Treat your ovaries with care

Woman

Polycystic Ovarian Syndrome (PCOS) is an emerging condition that has gained popularity nowadays. Polycystic ovary syndrome is a health problem that affects 1 in 10 women between 15 and 44 years or during the years of childbearing age. Most women find out they have PCOS in their 20s and 30s, when they have problems getting pregnant and see their doctor. But PCOS can happen at any age after puberty, lately it has been commonly seen among teenagers. Women of all races and ethnicities are at risk of PCOS. Your risk of PCOS may be higher if you have obesity or if you have a mother, sister, or aunt with PCOS.

Women with PCOS have a hormonal imbalance that creates problems in the ovaries and metabolism problems that may affect their overall health and appearance. PCOS is also a common and treatable cause of infertility.

Symptoms:

  1. Irregular menstrual cycle – Women with PCOS may miss periods or it may come every 21 days or more often.
  2. Your ovaries might be enlarged and contain follicles that surround the eggs. As a result, the ovaries might fail to function regularly.
  3. Hirsutism – Too much hair on the face, chin, or parts of the body.
  4. Acne – on face, chest, and upper back.
  5. Having PCOS can increase the likelihood of mood swings, depression, and anxiety. Thinning hair or hair loss on the scalp.
  6. PCOS is a leading cause of female infertility, weight gain or difficulty losing weight.
  7. Darkening of skin.
  8. Skin tags.


Causes: The exact cause of PCOS is unknown. Factors that might play a role include:

  • Excess insulin might increase androgen production, causing difficulty with ovulation.
  • Research has shown that women with PCOS have a type of low-grade inflammation that stimulates polycystic ovaries to produce androgens.
  • certain genes might be linked to PCOS.
  • The ovaries produce abnormally high levels of androgen, resulting in hirsutism and acne.

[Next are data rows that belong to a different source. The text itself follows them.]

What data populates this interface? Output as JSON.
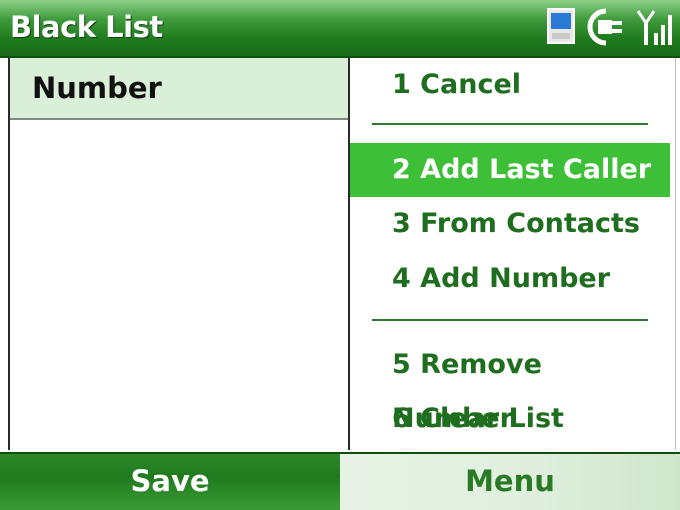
{
  "window": {
    "title": "Black List"
  },
  "status_icons": [
    "device-icon",
    "power-plug-icon",
    "signal-strength-icon"
  ],
  "list": {
    "column_header": "Number"
  },
  "menu": {
    "items": [
      {
        "label": "1 Cancel"
      },
      {
        "label": "2 Add Last Caller",
        "selected": true
      },
      {
        "label": "3 From Contacts"
      },
      {
        "label": "4 Add Number"
      },
      {
        "label": "5 Remove Number"
      },
      {
        "label": "6 Clear List"
      }
    ]
  },
  "softkeys": {
    "left": "Save",
    "right": "Menu"
  },
  "colors": {
    "accent": "#1f7a1d",
    "selected": "#3dbf37",
    "menu_text": "#1f6d1f",
    "header_bg": "#d9efd7"
  }
}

Management: Homoeopathy is a holistic science that is best suited treatment for PCOS as it provides a more individualised approach in every case, considering the several factors including psychological health of every woman for an effective management. Early diagnosis and treatment along with weight loss may reduce the risk of long-term complications such as type 2 diabetes and heart disease. Following a diet that meets a person’s nutritional needs, maintains a healthy weight, and promotes good insulin levels can help people with PCOS feel better.

Foods to eat: Research has found that what people eat has a significant effect on PCOS. There are foods which are beneficial and seem to help people manage their condition.Three diets that may help people with PCOS manage their symptoms are:

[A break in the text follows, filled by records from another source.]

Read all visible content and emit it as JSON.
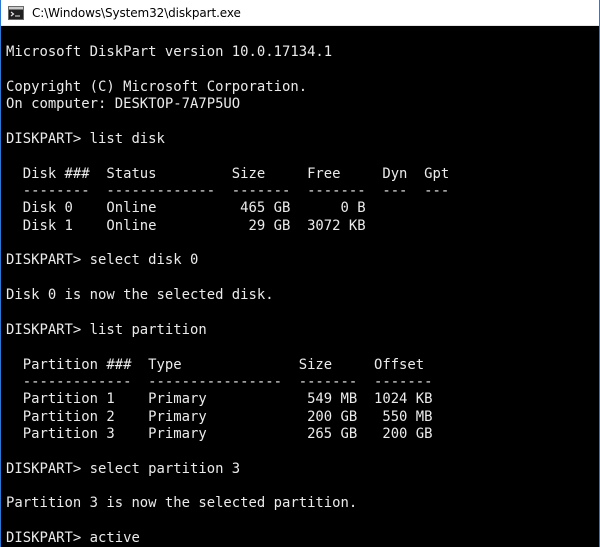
{
  "window": {
    "title": "C:\\Windows\\System32\\diskpart.exe"
  },
  "console": {
    "lines": [
      "",
      "Microsoft DiskPart version 10.0.17134.1",
      "",
      "Copyright (C) Microsoft Corporation.",
      "On computer: DESKTOP-7A7P5UO",
      "",
      "DISKPART> list disk",
      "",
      "  Disk ###  Status         Size     Free     Dyn  Gpt",
      "  --------  -------------  -------  -------  ---  ---",
      "  Disk 0    Online          465 GB      0 B",
      "  Disk 1    Online           29 GB  3072 KB",
      "",
      "DISKPART> select disk 0",
      "",
      "Disk 0 is now the selected disk.",
      "",
      "DISKPART> list partition",
      "",
      "  Partition ###  Type              Size     Offset",
      "  -------------  ----------------  -------  -------",
      "  Partition 1    Primary            549 MB  1024 KB",
      "  Partition 2    Primary            200 GB   550 MB",
      "  Partition 3    Primary            265 GB   200 GB",
      "",
      "DISKPART> select partition 3",
      "",
      "Partition 3 is now the selected partition.",
      "",
      "DISKPART> active"
    ]
  },
  "colors": {
    "console_bg": "#000000",
    "console_text": "#ebebeb",
    "titlebar_bg": "#ffffff",
    "window_border": "#2b78d4"
  },
  "icons": {
    "title_icon": "console-app-icon"
  }
}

  • A low GI diet more slowly do not cause insulin levels to rise as much or as quickly as other foods, such as some carbohydrates. They include whole grains, legumes, nuts, seeds, fruits, starchy vegetables, and other unprocessed, low-carbohydrate foods.
  • Anti-inflammatory foods, such as berries, fatty fish, leafy greens, and extra virgin olive oil, may reduce inflammation-related symptoms, such as fatigue.
  • Doctors often recommend the Dietary Approaches to Stop Hypertension (DASH) diet which is rich in fish, poultry, fruits, vegetables whole grain, and low-fat dairy products.

A healthful PCOS diet can also include the following foods: natural, unprocessed foods, high-fiber foods, fatty fish, including salmon, tuna, sardines, and mackerel, spinach, and other dark, leafy greens, dark red fruits, such as red grapes,blueberries, blackberries, and cherries, broccoli and cauliflower, dried beans, lentils, and other legumes, healthful fats, such as olive oil, as well as avocados and coconuts, nuts including pine nuts, walnuts, almonds, and pistachios. Dark chocolate in moderation. Spices such as turmeric and cinnamon.

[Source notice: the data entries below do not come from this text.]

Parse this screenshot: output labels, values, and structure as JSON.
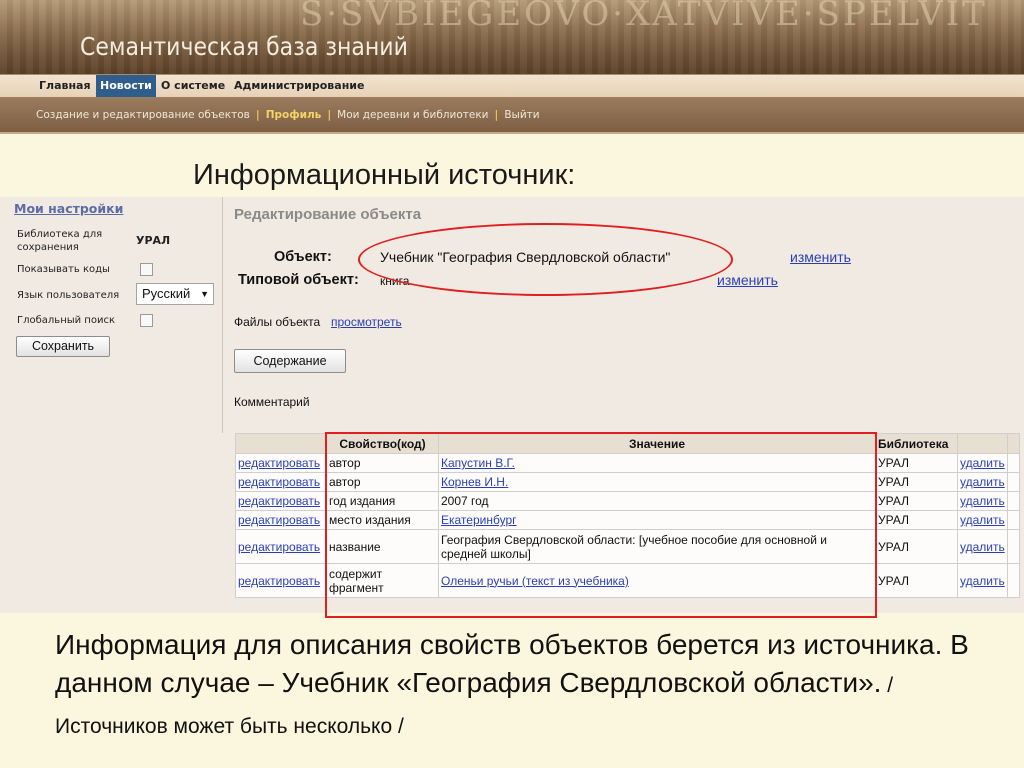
{
  "header": {
    "site_title": "Семантическая база знаний",
    "bg_inscription": "S·SVBIEGEOVO·XATVIVE·SPELVIT"
  },
  "main_nav": [
    {
      "label": "Главная",
      "active": false
    },
    {
      "label": "Новости",
      "active": true
    },
    {
      "label": "О системе",
      "active": false
    },
    {
      "label": "Администрирование",
      "active": false
    }
  ],
  "sub_nav": [
    {
      "label": "Создание и редактирование объектов",
      "active": false
    },
    {
      "label": "Профиль",
      "active": true
    },
    {
      "label": "Мои деревни и библиотеки",
      "active": false
    },
    {
      "label": "Выйти",
      "active": false
    }
  ],
  "slide_heading": "Информационный источник:",
  "sidebar": {
    "title": "Мои настройки",
    "library_label": "Библиотека для сохранения",
    "library_value": "УРАЛ",
    "show_codes_label": "Показывать коды",
    "language_label": "Язык пользователя",
    "language_value": "Русский",
    "global_search_label": "Глобальный поиск",
    "save_button": "Сохранить"
  },
  "editor": {
    "title": "Редактирование объекта",
    "object_label": "Объект:",
    "object_value": "Учебник \"География Свердловской области\"",
    "object_change": "изменить",
    "type_label": "Типовой объект:",
    "type_value": "книга",
    "type_change": "изменить",
    "files_label": "Файлы объекта",
    "files_link": "просмотреть",
    "contents_button": "Содержание",
    "comment_label": "Комментарий"
  },
  "table": {
    "headers": [
      "Свойство(код)",
      "Значение",
      "Библиотека"
    ],
    "edit_label": "редактировать",
    "delete_label": "удалить",
    "rows": [
      {
        "property": "автор",
        "value": "Капустин В.Г.",
        "value_is_link": true,
        "library": "УРАЛ"
      },
      {
        "property": "автор",
        "value": "Корнев И.Н.",
        "value_is_link": true,
        "library": "УРАЛ"
      },
      {
        "property": "год издания",
        "value": "2007 год",
        "value_is_link": false,
        "library": "УРАЛ"
      },
      {
        "property": "место издания",
        "value": "Екатеринбург",
        "value_is_link": true,
        "library": "УРАЛ"
      },
      {
        "property": "название",
        "value": "География Свердловской области: [учебное пособие для основной и средней школы]",
        "value_is_link": false,
        "library": "УРАЛ"
      },
      {
        "property": "содержит фрагмент",
        "value": "Оленьи ручьи (текст из учебника)",
        "value_is_link": true,
        "library": "УРАЛ"
      }
    ]
  },
  "caption": {
    "main": "Информация для описания свойств объектов берется из источника. В данном случае – Учебник «География Свердловской области».",
    "note": " / Источников может быть несколько /"
  },
  "colors": {
    "annotation_red": "#e02020",
    "link_blue": "#2a3fb7",
    "active_nav": "#2f5e8c",
    "slide_bg": "#fbf7df"
  }
}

Foods to avoid: Refined carbohydrates, such as mass-produced pastries and white bread. Fried foods, such as fast food. Sugary beverages, such as sodas and energy drinks. Processed meats, such as hot dogs, sausages, and luncheon meats. Solid fats, including margarine, shortening, and lard. Excess red meat, such as steaks, hamburgers, and pork.

Other lifestyle changes-

  1. Lifestyle changes can also help people with PCOS manage the condition. Combining a PCOS diet with physical activity can lead to weight loss, improved insulin metabolism, more regular periods, reduced levels of male hormones and male-pattern hair growth, lower cholesterol levels.
  2. Behavioral strategies can also help women achieve the weight management goals that, in turn, help manage PCOS symptoms. Reducing stress through self-care practices, such as getting enough sleep, avoiding over-commitment, and making time to relax, can also help a person manage PCOD.


A person can reduce their symptoms and improve their quality of life by adopting homoeopathy, healthful diet and becoming more physically active.

About the author:

Dr. Dipti has her Masters in Homoeopathy and ran a busy practice in Mumbai for 5 years. She now lives in Goa and is available at the clinic from Monday to Friday, 4-6pm. For appointments, please contact her on 97028 95561.